While the TPM role is not restricted to the folks defined above, anyone can make the jump. In fact, coming from a non-technical background shows how versatile you are. As stated earlier, if you have a strong background in a space and are looking to get more technical in that space, then a TPM role might be the role for you.

How do I become a TPM?

  • Pick an area of tech that you are passionate about

If you’ve chosen a software product, for instance, drill down on what it takes to build software products; what the lifecycle entails, and what each step of the process means from a technical standpoint.

  • Learn how Products are built in your chosen industry

Drilldown into the users and their needs, market compliance and regulation, tech stacks, technical vulnerabilities, trade-offs, etc.

  • Put into practice what you have learned.

If you’re passionate about working on the technical side of a fintech product, for instance, the best way to get started is to practice on a fintech product. Try joining an organization that aligns with your interest (as a PM) and shadow existing TPMs in the company, ask questions, and learn how the process plays out.

  • Stay up-to-date with technology trends.

Join communities, read articles, review technology stacks, contribute to projects and always stay up-to-date with the dynamics and changes in the space. Below are some handpicked resources that can help you.

Newsletter: Technically.dev by Justin Cage

Podcast: Indie Hackers, SyntaxFM.

Resources & Training: Freecodecamp.org, Software Architecture 101, Common questions about the web, Introduction to Computer Science.


Source: Monica Ugwi

Technical Product Management is an amazing role that is steadily bridging the gap between product management and engineering by ensuring that there is always cross-functional alignment and scalable/performing products that delight users are shipped.

While the goal of a TPM and PM are the same, the roles’ distinctions are only related to the specialties that each of the functions takes on. Asides from this, TPM is just another shade of product management.

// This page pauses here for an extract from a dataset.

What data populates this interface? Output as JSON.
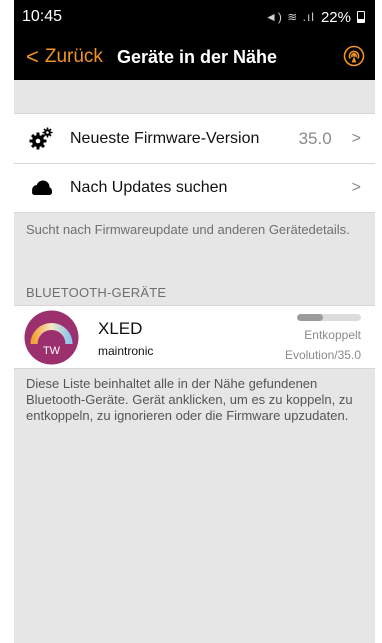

Thanks to Njeri Grevious and Jairo Franco for reviewing this article.